_What you should do:_
Using the string "icon" as the key, pull each matching line out of the records below.

--------------------------------

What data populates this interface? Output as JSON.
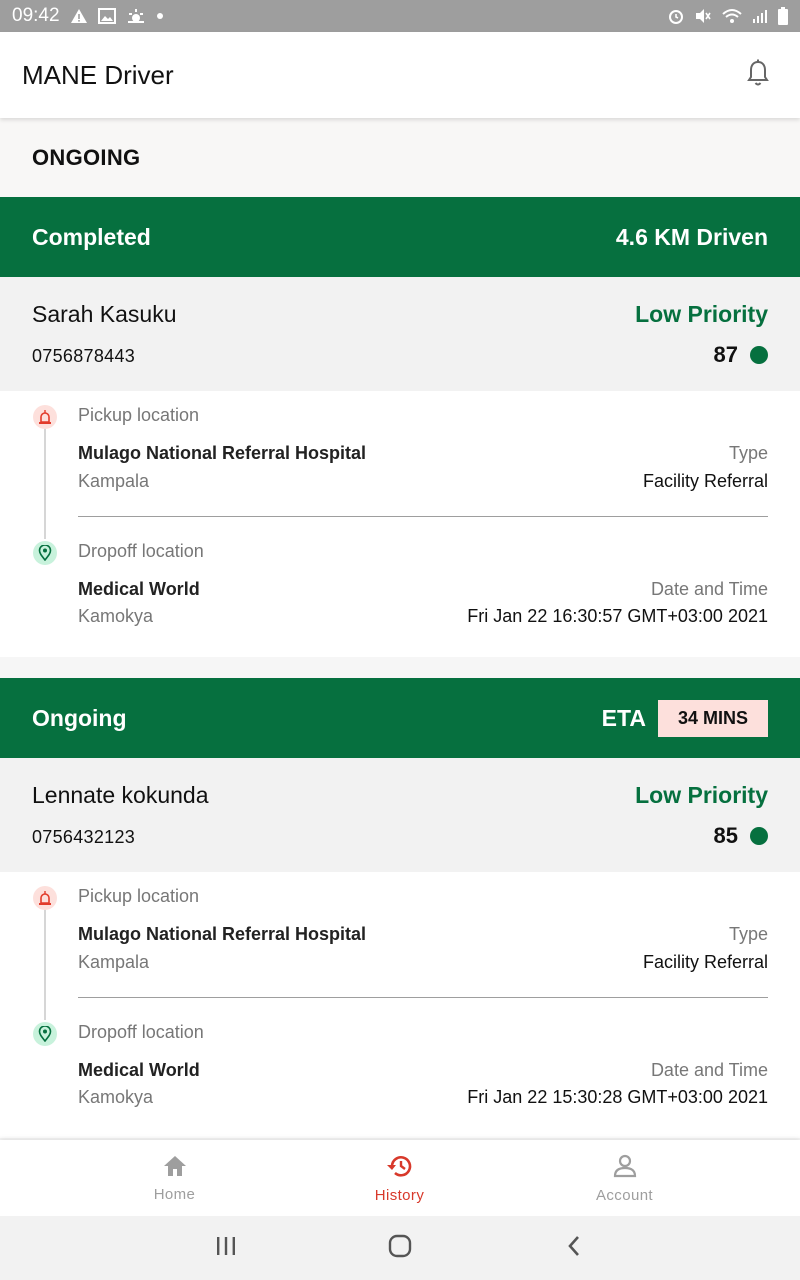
{
  "status_bar": {
    "time": "09:42"
  },
  "app_bar": {
    "title": "MANE Driver"
  },
  "section": {
    "title": "ONGOING"
  },
  "trips": [
    {
      "status": "Completed",
      "metric": "4.6 KM Driven",
      "patient_name": "Sarah Kasuku",
      "phone": "0756878443",
      "priority": "Low Priority",
      "score": "87",
      "pickup_label": "Pickup location",
      "pickup_name": "Mulago National Referral Hospital",
      "pickup_city": "Kampala",
      "type_label": "Type",
      "type_value": "Facility Referral",
      "dropoff_label": "Dropoff location",
      "dropoff_name": "Medical World",
      "dropoff_city": "Kamokya",
      "datetime_label": "Date and Time",
      "datetime_value": "Fri Jan 22 16:30:57 GMT+03:00 2021"
    },
    {
      "status": "Ongoing",
      "eta_label": "ETA",
      "eta_value": "34 MINS",
      "patient_name": "Lennate kokunda",
      "phone": "0756432123",
      "priority": "Low Priority",
      "score": "85",
      "pickup_label": "Pickup location",
      "pickup_name": "Mulago National Referral Hospital",
      "pickup_city": "Kampala",
      "type_label": "Type",
      "type_value": "Facility Referral",
      "dropoff_label": "Dropoff location",
      "dropoff_name": "Medical World",
      "dropoff_city": "Kamokya",
      "datetime_label": "Date and Time",
      "datetime_value": "Fri Jan 22 15:30:28 GMT+03:00 2021"
    }
  ],
  "bottom_nav": [
    {
      "label": "Home",
      "icon": "home-icon",
      "active": false
    },
    {
      "label": "History",
      "icon": "history-icon",
      "active": true
    },
    {
      "label": "Account",
      "icon": "account-icon",
      "active": false
    }
  ],
  "colors": {
    "primary_green": "#06703f",
    "active_red": "#d8392b",
    "eta_badge_bg": "#fde0dc"
  }
}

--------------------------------

_Exercise result:_
      "icon": "home-icon",
      "icon": "history-icon",
      "icon": "account-icon",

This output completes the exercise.